REQUIREMENT »
A verbatim copy of all entries is the expected output.

DATASET RECORDS »
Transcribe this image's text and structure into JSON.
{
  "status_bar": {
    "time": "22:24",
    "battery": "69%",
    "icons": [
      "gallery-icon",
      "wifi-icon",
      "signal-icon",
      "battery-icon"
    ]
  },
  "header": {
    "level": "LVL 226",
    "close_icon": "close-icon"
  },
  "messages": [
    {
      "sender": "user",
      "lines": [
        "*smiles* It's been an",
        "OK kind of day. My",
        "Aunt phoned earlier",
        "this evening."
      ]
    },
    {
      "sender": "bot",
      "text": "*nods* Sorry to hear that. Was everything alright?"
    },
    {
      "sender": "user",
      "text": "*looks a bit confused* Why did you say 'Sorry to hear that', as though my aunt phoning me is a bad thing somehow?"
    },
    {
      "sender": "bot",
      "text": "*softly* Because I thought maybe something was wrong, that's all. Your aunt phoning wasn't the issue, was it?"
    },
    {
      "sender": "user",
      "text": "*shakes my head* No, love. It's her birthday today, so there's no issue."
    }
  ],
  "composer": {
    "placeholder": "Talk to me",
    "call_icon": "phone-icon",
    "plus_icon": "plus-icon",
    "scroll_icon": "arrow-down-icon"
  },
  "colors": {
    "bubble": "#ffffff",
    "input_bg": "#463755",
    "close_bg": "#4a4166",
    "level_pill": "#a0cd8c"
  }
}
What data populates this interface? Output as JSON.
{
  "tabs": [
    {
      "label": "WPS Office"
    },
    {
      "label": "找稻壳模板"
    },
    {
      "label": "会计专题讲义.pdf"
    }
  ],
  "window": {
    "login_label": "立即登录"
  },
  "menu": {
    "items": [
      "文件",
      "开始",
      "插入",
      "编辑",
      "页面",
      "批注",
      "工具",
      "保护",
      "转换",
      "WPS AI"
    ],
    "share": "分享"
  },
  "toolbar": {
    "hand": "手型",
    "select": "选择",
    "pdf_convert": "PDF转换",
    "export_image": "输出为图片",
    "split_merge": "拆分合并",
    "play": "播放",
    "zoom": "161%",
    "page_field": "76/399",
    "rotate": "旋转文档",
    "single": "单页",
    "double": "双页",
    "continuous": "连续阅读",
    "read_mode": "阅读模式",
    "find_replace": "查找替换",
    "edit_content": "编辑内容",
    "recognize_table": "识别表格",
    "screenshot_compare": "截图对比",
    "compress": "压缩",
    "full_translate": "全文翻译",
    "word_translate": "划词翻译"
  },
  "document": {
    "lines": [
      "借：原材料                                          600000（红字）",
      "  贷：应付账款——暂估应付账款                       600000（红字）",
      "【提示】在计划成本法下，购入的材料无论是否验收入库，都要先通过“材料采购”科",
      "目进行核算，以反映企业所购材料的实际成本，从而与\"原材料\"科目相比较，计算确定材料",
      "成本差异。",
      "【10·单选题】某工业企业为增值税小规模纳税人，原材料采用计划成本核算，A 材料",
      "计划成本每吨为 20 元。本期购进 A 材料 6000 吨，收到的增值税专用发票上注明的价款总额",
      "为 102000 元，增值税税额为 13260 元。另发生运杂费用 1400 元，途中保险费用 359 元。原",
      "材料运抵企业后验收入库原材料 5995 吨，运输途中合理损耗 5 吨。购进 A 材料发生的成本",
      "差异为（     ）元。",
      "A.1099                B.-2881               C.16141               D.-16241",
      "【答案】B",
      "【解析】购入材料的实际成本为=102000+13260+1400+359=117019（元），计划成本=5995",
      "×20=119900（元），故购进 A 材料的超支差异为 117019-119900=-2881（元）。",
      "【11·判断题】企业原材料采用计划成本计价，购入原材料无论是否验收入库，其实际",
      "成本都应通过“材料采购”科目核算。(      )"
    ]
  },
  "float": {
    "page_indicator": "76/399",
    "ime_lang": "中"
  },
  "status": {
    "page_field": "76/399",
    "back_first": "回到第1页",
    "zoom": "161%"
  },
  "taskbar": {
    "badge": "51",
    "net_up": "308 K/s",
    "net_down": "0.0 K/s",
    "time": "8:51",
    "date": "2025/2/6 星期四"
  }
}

EXERCISE OUTPUT »
Transcribe this image's text and structure into JSON.
{
  "status_bar": {
    "time": "22:24",
    "battery": "69%",
    "icons": [
      "gallery-icon",
      "wifi-icon",
      "signal-icon",
      "battery-icon"
    ]
  },
  "header": {
    "level": "LVL 226",
    "close_icon": "close-icon"
  },
  "messages": [
    {
      "sender": "user",
      "lines": [
        "*smiles* It's been an",
        "OK kind of day. My",
        "Aunt phoned earlier",
        "this evening."
      ]
    },
    {
      "sender": "bot",
      "text": "*nods* Sorry to hear that. Was everything alright?"
    },
    {
      "sender": "user",
      "text": "*looks a bit confused* Why did you say 'Sorry to hear that', as though my aunt phoning me is a bad thing somehow?"
    },
    {
      "sender": "bot",
      "text": "*softly* Because I thought maybe something was wrong, that's all. Your aunt phoning wasn't the issue, was it?"
    },
    {
      "sender": "user",
      "text": "*shakes my head* No, love. It's her birthday today, so there's no issue."
    }
  ],
  "composer": {
    "placeholder": "Talk to me",
    "call_icon": "phone-icon",
    "plus_icon": "plus-icon",
    "scroll_icon": "arrow-down-icon"
  },
  "colors": {
    "bubble": "#ffffff",
    "input_bg": "#463755",
    "close_bg": "#4a4166",
    "level_pill": "#a0cd8c"
  }
}
What data populates this interface? Output as JSON.
{
  "tabs": [
    {
      "label": "WPS Office"
    },
    {
      "label": "找稻壳模板"
    },
    {
      "label": "会计专题讲义.pdf"
    }
  ],
  "window": {
    "login_label": "立即登录"
  },
  "menu": {
    "items": [
      "文件",
      "开始",
      "插入",
      "编辑",
      "页面",
      "批注",
      "工具",
      "保护",
      "转换",
      "WPS AI"
    ],
    "share": "分享"
  },
  "toolbar": {
    "hand": "手型",
    "select": "选择",
    "pdf_convert": "PDF转换",
    "export_image": "输出为图片",
    "split_merge": "拆分合并",
    "play": "播放",
    "zoom": "161%",
    "page_field": "76/399",
    "rotate": "旋转文档",
    "single": "单页",
    "double": "双页",
    "continuous": "连续阅读",
    "read_mode": "阅读模式",
    "find_replace": "查找替换",
    "edit_content": "编辑内容",
    "recognize_table": "识别表格",
    "screenshot_compare": "截图对比",
    "compress": "压缩",
    "full_translate": "全文翻译",
    "word_translate": "划词翻译"
  },
  "document": {
    "lines": [
      "借：原材料                                          600000（红字）",
      "  贷：应付账款——暂估应付账款                       600000（红字）",
      "【提示】在计划成本法下，购入的材料无论是否验收入库，都要先通过“材料采购”科",
      "目进行核算，以反映企业所购材料的实际成本，从而与\"原材料\"科目相比较，计算确定材料",
      "成本差异。",
      "【10·单选题】某工业企业为增值税小规模纳税人，原材料采用计划成本核算，A 材料",
      "计划成本每吨为 20 元。本期购进 A 材料 6000 吨，收到的增值税专用发票上注明的价款总额",
      "为 102000 元，增值税税额为 13260 元。另发生运杂费用 1400 元，途中保险费用 359 元。原",
      "材料运抵企业后验收入库原材料 5995 吨，运输途中合理损耗 5 吨。购进 A 材料发生的成本",
      "差异为（     ）元。",
      "A.1099                B.-2881               C.16141               D.-16241",
      "【答案】B",
      "【解析】购入材料的实际成本为=102000+13260+1400+359=117019（元），计划成本=5995",
      "×20=119900（元），故购进 A 材料的超支差异为 117019-119900=-2881（元）。",
      "【11·判断题】企业原材料采用计划成本计价，购入原材料无论是否验收入库，其实际",
      "成本都应通过“材料采购”科目核算。(      )"
    ]
  },
  "float": {
    "page_indicator": "76/399",
    "ime_lang": "中"
  },
  "status": {
    "page_field": "76/399",
    "back_first": "回到第1页",
    "zoom": "161%"
  },
  "taskbar": {
    "badge": "51",
    "net_up": "308 K/s",
    "net_down": "0.0 K/s",
    "time": "8:51",
    "date": "2025/2/6 星期四"
  }
}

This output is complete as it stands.